Youth leaders, researchers and policy-makers come to Salzburg to address the future of global youth Image by Murplejane, depicting a protest in Greece in December 2008. This image has been cropped.

Over 60 researchers, policy-makers, practitioners and young people will gather at Schloss Leopoldskron on Sunday for five days of intensive discussion of the issues affecting marginalized youth around the world.

In partnership with the Harry Frank Guggenheim Foundation and the Carnegie Corporation of New York, Session 549 | Youth, Economics & Violence: Implications for Future Conflict aims to produce a prioritized policy framework for countries and regions most affected by changing youth demographics and related challenges.

Youth are supposed to embody a country’s hopes for the future, but in many parts of the world young people are being denied opportunities to achieve their full potential due to limited access to education, health care and jobs.

Marginalized youth, young men especially, have long been associated with revolution, protest and social disorder. In many countries young people are being left at the margins while their governments focus on maintaining law and order at the expense of their needs and wants.

As the percentage of under-25s in developing countries rises above 50% and urbanization accelerates, there will be interconnected problems of high youth populations in urban areas without access to jobs, livelihoods and pathways to economic security.
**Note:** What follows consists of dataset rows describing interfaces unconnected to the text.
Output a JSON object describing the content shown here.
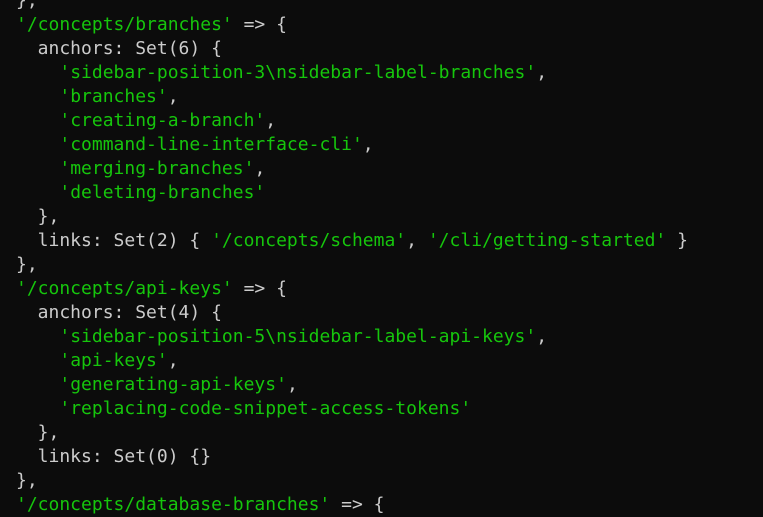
{
  "colors": {
    "background": "#0c0c0c",
    "text": "#cccccc",
    "string": "#16c60c"
  },
  "lines": [
    [
      {
        "t": "p",
        "v": "},"
      }
    ],
    [
      {
        "t": "s",
        "v": "'/concepts/branches'"
      },
      {
        "t": "p",
        "v": " => {"
      }
    ],
    [
      {
        "t": "p",
        "v": "  anchors: Set(6) {"
      }
    ],
    [
      {
        "t": "p",
        "v": "    "
      },
      {
        "t": "s",
        "v": "'sidebar-position-3\\nsidebar-label-branches'"
      },
      {
        "t": "p",
        "v": ","
      }
    ],
    [
      {
        "t": "p",
        "v": "    "
      },
      {
        "t": "s",
        "v": "'branches'"
      },
      {
        "t": "p",
        "v": ","
      }
    ],
    [
      {
        "t": "p",
        "v": "    "
      },
      {
        "t": "s",
        "v": "'creating-a-branch'"
      },
      {
        "t": "p",
        "v": ","
      }
    ],
    [
      {
        "t": "p",
        "v": "    "
      },
      {
        "t": "s",
        "v": "'command-line-interface-cli'"
      },
      {
        "t": "p",
        "v": ","
      }
    ],
    [
      {
        "t": "p",
        "v": "    "
      },
      {
        "t": "s",
        "v": "'merging-branches'"
      },
      {
        "t": "p",
        "v": ","
      }
    ],
    [
      {
        "t": "p",
        "v": "    "
      },
      {
        "t": "s",
        "v": "'deleting-branches'"
      }
    ],
    [
      {
        "t": "p",
        "v": "  },"
      }
    ],
    [
      {
        "t": "p",
        "v": "  links: Set(2) { "
      },
      {
        "t": "s",
        "v": "'/concepts/schema'"
      },
      {
        "t": "p",
        "v": ", "
      },
      {
        "t": "s",
        "v": "'/cli/getting-started'"
      },
      {
        "t": "p",
        "v": " }"
      }
    ],
    [
      {
        "t": "p",
        "v": "},"
      }
    ],
    [
      {
        "t": "s",
        "v": "'/concepts/api-keys'"
      },
      {
        "t": "p",
        "v": " => {"
      }
    ],
    [
      {
        "t": "p",
        "v": "  anchors: Set(4) {"
      }
    ],
    [
      {
        "t": "p",
        "v": "    "
      },
      {
        "t": "s",
        "v": "'sidebar-position-5\\nsidebar-label-api-keys'"
      },
      {
        "t": "p",
        "v": ","
      }
    ],
    [
      {
        "t": "p",
        "v": "    "
      },
      {
        "t": "s",
        "v": "'api-keys'"
      },
      {
        "t": "p",
        "v": ","
      }
    ],
    [
      {
        "t": "p",
        "v": "    "
      },
      {
        "t": "s",
        "v": "'generating-api-keys'"
      },
      {
        "t": "p",
        "v": ","
      }
    ],
    [
      {
        "t": "p",
        "v": "    "
      },
      {
        "t": "s",
        "v": "'replacing-code-snippet-access-tokens'"
      }
    ],
    [
      {
        "t": "p",
        "v": "  },"
      }
    ],
    [
      {
        "t": "p",
        "v": "  links: Set(0) {}"
      }
    ],
    [
      {
        "t": "p",
        "v": "},"
      }
    ],
    [
      {
        "t": "s",
        "v": "'/concepts/database-branches'"
      },
      {
        "t": "p",
        "v": " => {"
      }
    ]
  ]
}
Without holistic strategies, these will have major implications for social cohesion and broader security issues, particularly in failing social systems.

This Salzburg Global session brings together representatives of a wide range of disciplines and sectors to create a network of stakeholders related to large youth populations, economic insecurity, and social conflict to find ways of assisting areas in greatest need.

The session will be co-chaired by Ahmad Alhendawi, the first UN Secretary-General’s Envoy on Youth; and Alfred Blumstein, J. Erik Jonsson University professor of urban systems and operations research at Heinz College, Carnegie Mellon University in Pittsburgh, Pennsylvania.

The broad range of researchers and policy-makers coming to Schloss Leopoldskron include representatives from the fields of public health, anthropology, economics, crime prevention, international development and psychiatry.

They are joined by leaders working directly with young people in countries such as Pakistan, Uganda, South Africa, Syria, Tunisia and Zimbabwe.

Over the next five days they will together address pressing issues surrounding the future of global youth in a variety of group discussions and plenary sessions. Topics include civic and social systems for and expectations of youth, innovation for and by youth, and lessons from America’s war on drugs.

To read and join in with all the discussions in Salzburg, follow the hashtag #SGSyouth on Twitter, Facebook and Instagram. The session Youth, Economics & Violence: Implications for Future Conflict is being held in partnership with the Harry Frank Guggenheim Foundation and the Carnegie Corporation of New York.